__TASK PROMPT__:
From the listing that follows, count the lines including "Voice" and give the number alone.

__ENTRIES SUPPLIED__:
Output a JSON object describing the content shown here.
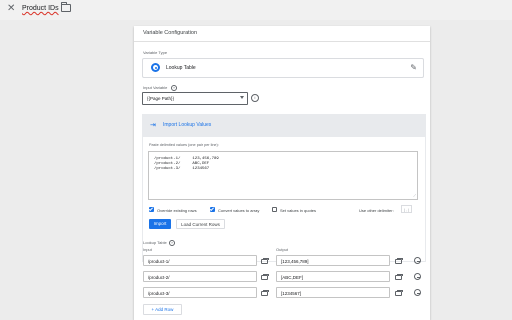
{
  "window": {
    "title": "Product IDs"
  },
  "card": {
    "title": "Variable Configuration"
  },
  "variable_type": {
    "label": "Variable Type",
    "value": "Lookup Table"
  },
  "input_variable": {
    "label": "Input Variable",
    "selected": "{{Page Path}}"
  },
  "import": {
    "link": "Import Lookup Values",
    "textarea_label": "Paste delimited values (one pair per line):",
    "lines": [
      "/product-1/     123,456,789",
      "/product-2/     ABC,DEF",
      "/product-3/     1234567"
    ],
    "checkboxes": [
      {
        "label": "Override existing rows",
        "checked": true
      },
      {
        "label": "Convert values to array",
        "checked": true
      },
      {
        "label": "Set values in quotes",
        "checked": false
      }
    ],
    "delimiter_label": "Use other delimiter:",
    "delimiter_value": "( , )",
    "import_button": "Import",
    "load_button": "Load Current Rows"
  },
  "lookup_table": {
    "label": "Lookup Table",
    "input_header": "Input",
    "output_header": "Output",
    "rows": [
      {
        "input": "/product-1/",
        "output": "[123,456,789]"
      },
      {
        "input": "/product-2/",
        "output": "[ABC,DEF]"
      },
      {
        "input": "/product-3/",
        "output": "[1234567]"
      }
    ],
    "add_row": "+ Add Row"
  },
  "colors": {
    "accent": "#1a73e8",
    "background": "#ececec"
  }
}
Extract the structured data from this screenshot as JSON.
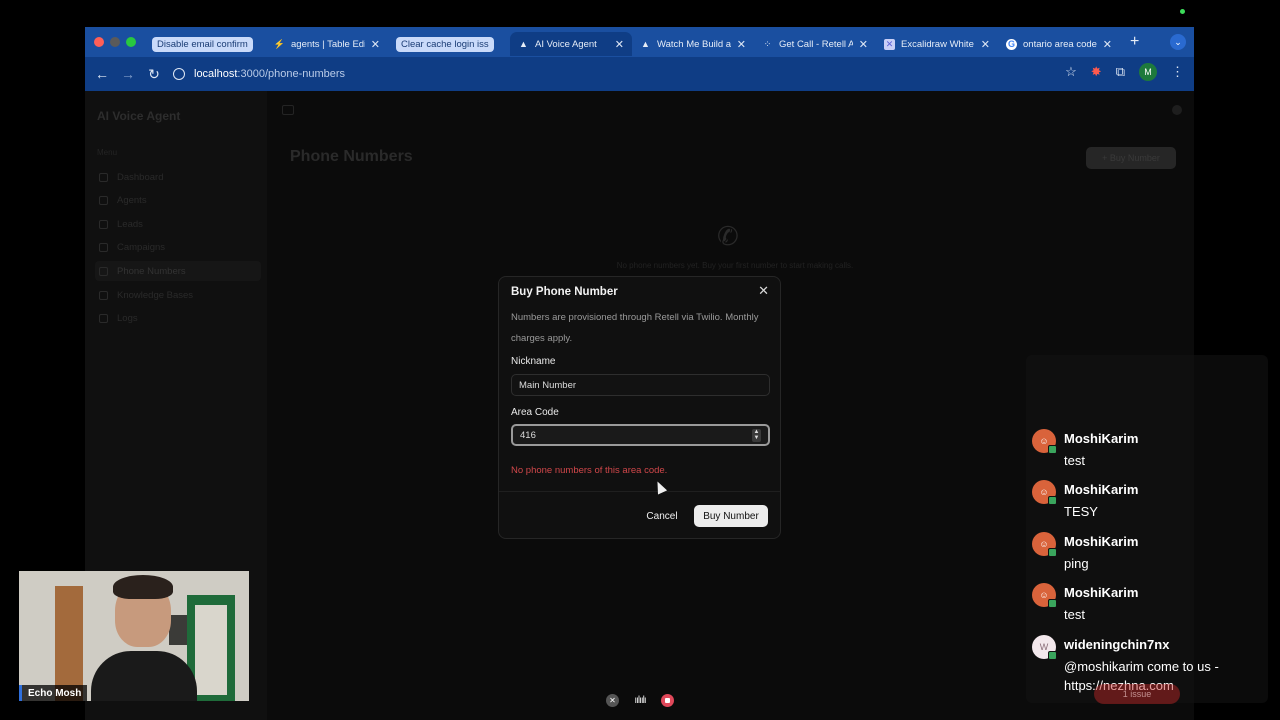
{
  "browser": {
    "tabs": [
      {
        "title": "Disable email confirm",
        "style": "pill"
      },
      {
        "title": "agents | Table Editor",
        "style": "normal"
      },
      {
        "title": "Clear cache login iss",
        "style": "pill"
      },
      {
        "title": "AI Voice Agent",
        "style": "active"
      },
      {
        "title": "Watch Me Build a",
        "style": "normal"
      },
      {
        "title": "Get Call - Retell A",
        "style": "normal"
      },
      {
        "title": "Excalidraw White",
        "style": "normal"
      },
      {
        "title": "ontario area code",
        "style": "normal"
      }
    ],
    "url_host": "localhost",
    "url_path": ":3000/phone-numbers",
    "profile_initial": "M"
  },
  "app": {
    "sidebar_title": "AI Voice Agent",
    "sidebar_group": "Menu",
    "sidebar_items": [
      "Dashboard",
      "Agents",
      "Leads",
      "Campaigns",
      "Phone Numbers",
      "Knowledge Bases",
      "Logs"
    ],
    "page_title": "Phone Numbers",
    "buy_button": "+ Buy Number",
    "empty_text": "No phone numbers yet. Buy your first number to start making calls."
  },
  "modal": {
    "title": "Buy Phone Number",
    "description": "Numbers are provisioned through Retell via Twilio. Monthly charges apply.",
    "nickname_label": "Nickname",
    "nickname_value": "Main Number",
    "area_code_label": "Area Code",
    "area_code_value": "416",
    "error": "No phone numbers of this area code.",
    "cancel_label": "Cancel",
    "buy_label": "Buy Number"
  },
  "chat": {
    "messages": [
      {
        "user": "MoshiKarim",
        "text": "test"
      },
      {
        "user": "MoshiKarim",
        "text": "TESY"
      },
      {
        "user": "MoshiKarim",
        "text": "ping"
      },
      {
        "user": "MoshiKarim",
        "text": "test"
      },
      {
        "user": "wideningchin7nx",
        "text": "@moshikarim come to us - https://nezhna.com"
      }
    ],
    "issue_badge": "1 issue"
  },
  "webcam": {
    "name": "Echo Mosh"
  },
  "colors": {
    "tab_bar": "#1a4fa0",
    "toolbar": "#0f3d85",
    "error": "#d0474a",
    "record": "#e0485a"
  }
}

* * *

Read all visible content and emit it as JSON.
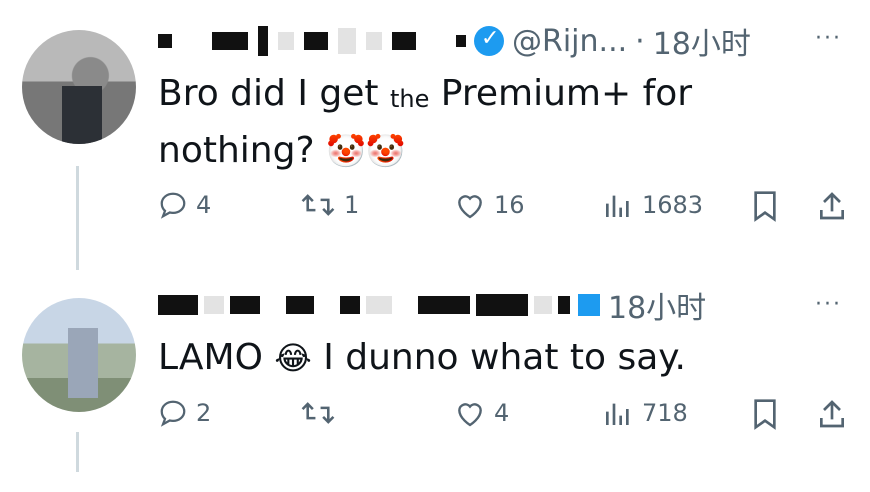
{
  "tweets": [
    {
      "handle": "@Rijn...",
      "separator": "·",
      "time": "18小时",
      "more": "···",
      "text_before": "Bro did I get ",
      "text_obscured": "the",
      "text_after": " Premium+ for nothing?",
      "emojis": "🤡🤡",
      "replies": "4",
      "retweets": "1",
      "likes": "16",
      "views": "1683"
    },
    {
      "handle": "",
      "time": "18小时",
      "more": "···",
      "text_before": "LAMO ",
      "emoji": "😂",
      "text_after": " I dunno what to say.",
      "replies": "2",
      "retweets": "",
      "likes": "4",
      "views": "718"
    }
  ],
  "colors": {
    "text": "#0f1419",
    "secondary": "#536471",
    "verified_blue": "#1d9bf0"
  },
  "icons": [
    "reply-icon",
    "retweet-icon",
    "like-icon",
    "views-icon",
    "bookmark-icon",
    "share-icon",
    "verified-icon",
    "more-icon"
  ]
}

__WRITTEN REPLY__:
2